Page and application data records

════════════════

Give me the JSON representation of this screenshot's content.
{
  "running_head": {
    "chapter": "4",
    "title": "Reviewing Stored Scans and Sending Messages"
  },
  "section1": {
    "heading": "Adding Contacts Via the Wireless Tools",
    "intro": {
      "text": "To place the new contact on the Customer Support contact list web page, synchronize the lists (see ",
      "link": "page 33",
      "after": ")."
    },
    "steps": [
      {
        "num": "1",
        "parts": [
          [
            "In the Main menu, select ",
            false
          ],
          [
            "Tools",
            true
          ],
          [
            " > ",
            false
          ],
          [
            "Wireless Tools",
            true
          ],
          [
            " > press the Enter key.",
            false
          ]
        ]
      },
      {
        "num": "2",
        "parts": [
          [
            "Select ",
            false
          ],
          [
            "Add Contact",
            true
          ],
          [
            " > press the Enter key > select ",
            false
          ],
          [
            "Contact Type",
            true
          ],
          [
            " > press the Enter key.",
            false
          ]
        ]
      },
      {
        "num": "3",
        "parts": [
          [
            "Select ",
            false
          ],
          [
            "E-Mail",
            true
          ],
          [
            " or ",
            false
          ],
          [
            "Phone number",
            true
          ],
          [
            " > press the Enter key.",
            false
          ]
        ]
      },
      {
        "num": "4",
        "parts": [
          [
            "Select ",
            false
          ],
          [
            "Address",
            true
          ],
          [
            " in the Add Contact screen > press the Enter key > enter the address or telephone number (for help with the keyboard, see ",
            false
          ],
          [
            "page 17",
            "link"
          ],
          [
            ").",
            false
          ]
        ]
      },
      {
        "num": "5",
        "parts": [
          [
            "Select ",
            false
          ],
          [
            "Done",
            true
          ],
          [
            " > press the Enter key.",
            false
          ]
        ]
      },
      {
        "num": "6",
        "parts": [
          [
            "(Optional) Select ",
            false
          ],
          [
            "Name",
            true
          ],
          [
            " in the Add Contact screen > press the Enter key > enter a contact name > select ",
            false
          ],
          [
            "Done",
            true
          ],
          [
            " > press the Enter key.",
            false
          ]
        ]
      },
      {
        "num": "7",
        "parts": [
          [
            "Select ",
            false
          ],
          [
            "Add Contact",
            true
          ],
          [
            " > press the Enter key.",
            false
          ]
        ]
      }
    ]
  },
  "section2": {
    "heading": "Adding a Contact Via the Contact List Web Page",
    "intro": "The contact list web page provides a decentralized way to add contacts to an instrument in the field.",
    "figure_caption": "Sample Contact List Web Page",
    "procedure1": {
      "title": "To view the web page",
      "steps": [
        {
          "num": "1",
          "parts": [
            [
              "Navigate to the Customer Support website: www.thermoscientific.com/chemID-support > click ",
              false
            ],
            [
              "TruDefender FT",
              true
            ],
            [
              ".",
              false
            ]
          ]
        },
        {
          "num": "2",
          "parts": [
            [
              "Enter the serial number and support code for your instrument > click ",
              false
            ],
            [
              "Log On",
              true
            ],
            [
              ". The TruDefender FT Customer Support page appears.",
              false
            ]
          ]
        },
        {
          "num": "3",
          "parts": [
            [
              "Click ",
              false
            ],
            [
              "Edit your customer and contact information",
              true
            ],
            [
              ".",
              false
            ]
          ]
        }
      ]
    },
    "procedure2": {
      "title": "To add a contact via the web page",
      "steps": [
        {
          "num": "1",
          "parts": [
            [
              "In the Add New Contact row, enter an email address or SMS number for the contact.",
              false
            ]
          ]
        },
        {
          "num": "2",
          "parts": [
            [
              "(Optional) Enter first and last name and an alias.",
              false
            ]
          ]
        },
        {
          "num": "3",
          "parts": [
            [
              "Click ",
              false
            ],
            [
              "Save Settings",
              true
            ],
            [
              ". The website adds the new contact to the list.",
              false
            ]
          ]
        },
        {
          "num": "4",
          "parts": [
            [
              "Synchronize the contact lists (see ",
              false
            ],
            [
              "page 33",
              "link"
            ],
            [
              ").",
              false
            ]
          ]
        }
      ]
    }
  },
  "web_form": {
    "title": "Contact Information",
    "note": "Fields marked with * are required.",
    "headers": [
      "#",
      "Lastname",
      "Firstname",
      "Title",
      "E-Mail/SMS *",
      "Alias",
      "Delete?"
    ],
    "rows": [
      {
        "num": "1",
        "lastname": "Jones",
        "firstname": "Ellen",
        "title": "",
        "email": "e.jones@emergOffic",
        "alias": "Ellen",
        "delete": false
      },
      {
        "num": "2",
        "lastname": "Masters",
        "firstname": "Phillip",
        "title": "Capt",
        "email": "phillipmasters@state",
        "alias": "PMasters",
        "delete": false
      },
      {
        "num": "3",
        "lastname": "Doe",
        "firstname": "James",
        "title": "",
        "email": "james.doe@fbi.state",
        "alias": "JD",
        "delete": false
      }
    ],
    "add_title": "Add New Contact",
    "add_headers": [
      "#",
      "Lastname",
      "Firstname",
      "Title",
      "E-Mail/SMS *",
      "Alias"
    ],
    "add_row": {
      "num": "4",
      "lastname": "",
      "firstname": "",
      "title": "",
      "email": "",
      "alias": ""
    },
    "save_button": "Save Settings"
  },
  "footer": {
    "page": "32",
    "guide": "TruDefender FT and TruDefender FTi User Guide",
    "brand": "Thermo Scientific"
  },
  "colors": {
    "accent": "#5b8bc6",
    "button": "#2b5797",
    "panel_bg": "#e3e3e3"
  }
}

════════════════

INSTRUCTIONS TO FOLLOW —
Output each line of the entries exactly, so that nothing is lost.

REPLY —
Give me the JSON representation of this screenshot's content.
{
  "running_head": {
    "chapter": "4",
    "title": "Reviewing Stored Scans and Sending Messages"
  },
  "section1": {
    "heading": "Adding Contacts Via the Wireless Tools",
    "intro": {
      "text": "To place the new contact on the Customer Support contact list web page, synchronize the lists (see ",
      "link": "page 33",
      "after": ")."
    },
    "steps": [
      {
        "num": "1",
        "parts": [
          [
            "In the Main menu, select ",
            false
          ],
          [
            "Tools",
            true
          ],
          [
            " > ",
            false
          ],
          [
            "Wireless Tools",
            true
          ],
          [
            " > press the Enter key.",
            false
          ]
        ]
      },
      {
        "num": "2",
        "parts": [
          [
            "Select ",
            false
          ],
          [
            "Add Contact",
            true
          ],
          [
            " > press the Enter key > select ",
            false
          ],
          [
            "Contact Type",
            true
          ],
          [
            " > press the Enter key.",
            false
          ]
        ]
      },
      {
        "num": "3",
        "parts": [
          [
            "Select ",
            false
          ],
          [
            "E-Mail",
            true
          ],
          [
            " or ",
            false
          ],
          [
            "Phone number",
            true
          ],
          [
            " > press the Enter key.",
            false
          ]
        ]
      },
      {
        "num": "4",
        "parts": [
          [
            "Select ",
            false
          ],
          [
            "Address",
            true
          ],
          [
            " in the Add Contact screen > press the Enter key > enter the address or telephone number (for help with the keyboard, see ",
            false
          ],
          [
            "page 17",
            "link"
          ],
          [
            ").",
            false
          ]
        ]
      },
      {
        "num": "5",
        "parts": [
          [
            "Select ",
            false
          ],
          [
            "Done",
            true
          ],
          [
            " > press the Enter key.",
            false
          ]
        ]
      },
      {
        "num": "6",
        "parts": [
          [
            "(Optional) Select ",
            false
          ],
          [
            "Name",
            true
          ],
          [
            " in the Add Contact screen > press the Enter key > enter a contact name > select ",
            false
          ],
          [
            "Done",
            true
          ],
          [
            " > press the Enter key.",
            false
          ]
        ]
      },
      {
        "num": "7",
        "parts": [
          [
            "Select ",
            false
          ],
          [
            "Add Contact",
            true
          ],
          [
            " > press the Enter key.",
            false
          ]
        ]
      }
    ]
  },
  "section2": {
    "heading": "Adding a Contact Via the Contact List Web Page",
    "intro": "The contact list web page provides a decentralized way to add contacts to an instrument in the field.",
    "figure_caption": "Sample Contact List Web Page",
    "procedure1": {
      "title": "To view the web page",
      "steps": [
        {
          "num": "1",
          "parts": [
            [
              "Navigate to the Customer Support website: www.thermoscientific.com/chemID-support > click ",
              false
            ],
            [
              "TruDefender FT",
              true
            ],
            [
              ".",
              false
            ]
          ]
        },
        {
          "num": "2",
          "parts": [
            [
              "Enter the serial number and support code for your instrument > click ",
              false
            ],
            [
              "Log On",
              true
            ],
            [
              ". The TruDefender FT Customer Support page appears.",
              false
            ]
          ]
        },
        {
          "num": "3",
          "parts": [
            [
              "Click ",
              false
            ],
            [
              "Edit your customer and contact information",
              true
            ],
            [
              ".",
              false
            ]
          ]
        }
      ]
    },
    "procedure2": {
      "title": "To add a contact via the web page",
      "steps": [
        {
          "num": "1",
          "parts": [
            [
              "In the Add New Contact row, enter an email address or SMS number for the contact.",
              false
            ]
          ]
        },
        {
          "num": "2",
          "parts": [
            [
              "(Optional) Enter first and last name and an alias.",
              false
            ]
          ]
        },
        {
          "num": "3",
          "parts": [
            [
              "Click ",
              false
            ],
            [
              "Save Settings",
              true
            ],
            [
              ". The website adds the new contact to the list.",
              false
            ]
          ]
        },
        {
          "num": "4",
          "parts": [
            [
              "Synchronize the contact lists (see ",
              false
            ],
            [
              "page 33",
              "link"
            ],
            [
              ").",
              false
            ]
          ]
        }
      ]
    }
  },
  "web_form": {
    "title": "Contact Information",
    "note": "Fields marked with * are required.",
    "headers": [
      "#",
      "Lastname",
      "Firstname",
      "Title",
      "E-Mail/SMS *",
      "Alias",
      "Delete?"
    ],
    "rows": [
      {
        "num": "1",
        "lastname": "Jones",
        "firstname": "Ellen",
        "title": "",
        "email": "e.jones@emergOffic",
        "alias": "Ellen",
        "delete": false
      },
      {
        "num": "2",
        "lastname": "Masters",
        "firstname": "Phillip",
        "title": "Capt",
        "email": "phillipmasters@state",
        "alias": "PMasters",
        "delete": false
      },
      {
        "num": "3",
        "lastname": "Doe",
        "firstname": "James",
        "title": "",
        "email": "james.doe@fbi.state",
        "alias": "JD",
        "delete": false
      }
    ],
    "add_title": "Add New Contact",
    "add_headers": [
      "#",
      "Lastname",
      "Firstname",
      "Title",
      "E-Mail/SMS *",
      "Alias"
    ],
    "add_row": {
      "num": "4",
      "lastname": "",
      "firstname": "",
      "title": "",
      "email": "",
      "alias": ""
    },
    "save_button": "Save Settings"
  },
  "footer": {
    "page": "32",
    "guide": "TruDefender FT and TruDefender FTi User Guide",
    "brand": "Thermo Scientific"
  },
  "colors": {
    "accent": "#5b8bc6",
    "button": "#2b5797",
    "panel_bg": "#e3e3e3"
  }
}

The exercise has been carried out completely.